## What the task requires
Because the copy must hold no pictures, return the data below with all of its words intact.

## Website and app data records
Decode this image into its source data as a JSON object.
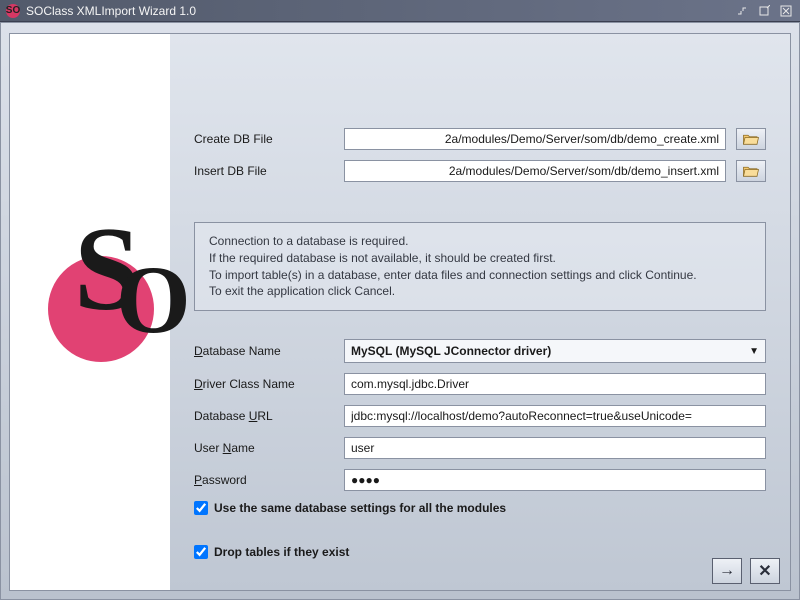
{
  "title": "SOClass XMLImport Wizard 1.0",
  "files": {
    "create_label": "Create DB File",
    "create_value": "2a/modules/Demo/Server/som/db/demo_create.xml",
    "insert_label": "Insert DB File",
    "insert_value": "2a/modules/Demo/Server/som/db/demo_insert.xml"
  },
  "info": {
    "line1": "Connection to a database is required.",
    "line2": "If the required database is not available, it should be created first.",
    "line3": "To import table(s) in a database, enter data files and connection settings and click Continue.",
    "line4": "To exit the application click Cancel."
  },
  "db": {
    "name_label_pre": "D",
    "name_label_rest": "atabase Name",
    "name_value": "MySQL (MySQL JConnector driver)",
    "driver_label_pre": "D",
    "driver_label_rest": "river Class Name",
    "driver_value": "com.mysql.jdbc.Driver",
    "url_label_pre": "Database ",
    "url_label_u": "U",
    "url_label_rest": "RL",
    "url_value": "jdbc:mysql://localhost/demo?autoReconnect=true&useUnicode=",
    "user_label_pre": "User ",
    "user_label_u": "N",
    "user_label_rest": "ame",
    "user_value": "user",
    "pass_label_u": "P",
    "pass_label_rest": "assword",
    "pass_value": "●●●●"
  },
  "checks": {
    "same_settings": "Use the same database settings for all the modules",
    "drop_tables": "Drop tables if they exist"
  }
}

## Worked solution
Decode this image into its source data as a JSON object.
{
  "title": "SOClass XMLImport Wizard 1.0",
  "files": {
    "create_label": "Create DB File",
    "create_value": "2a/modules/Demo/Server/som/db/demo_create.xml",
    "insert_label": "Insert DB File",
    "insert_value": "2a/modules/Demo/Server/som/db/demo_insert.xml"
  },
  "info": {
    "line1": "Connection to a database is required.",
    "line2": "If the required database is not available, it should be created first.",
    "line3": "To import table(s) in a database, enter data files and connection settings and click Continue.",
    "line4": "To exit the application click Cancel."
  },
  "db": {
    "name_label_pre": "D",
    "name_label_rest": "atabase Name",
    "name_value": "MySQL (MySQL JConnector driver)",
    "driver_label_pre": "D",
    "driver_label_rest": "river Class Name",
    "driver_value": "com.mysql.jdbc.Driver",
    "url_label_pre": "Database ",
    "url_label_u": "U",
    "url_label_rest": "RL",
    "url_value": "jdbc:mysql://localhost/demo?autoReconnect=true&useUnicode=",
    "user_label_pre": "User ",
    "user_label_u": "N",
    "user_label_rest": "ame",
    "user_value": "user",
    "pass_label_u": "P",
    "pass_label_rest": "assword",
    "pass_value": "●●●●"
  },
  "checks": {
    "same_settings": "Use the same database settings for all the modules",
    "drop_tables": "Drop tables if they exist"
  }
}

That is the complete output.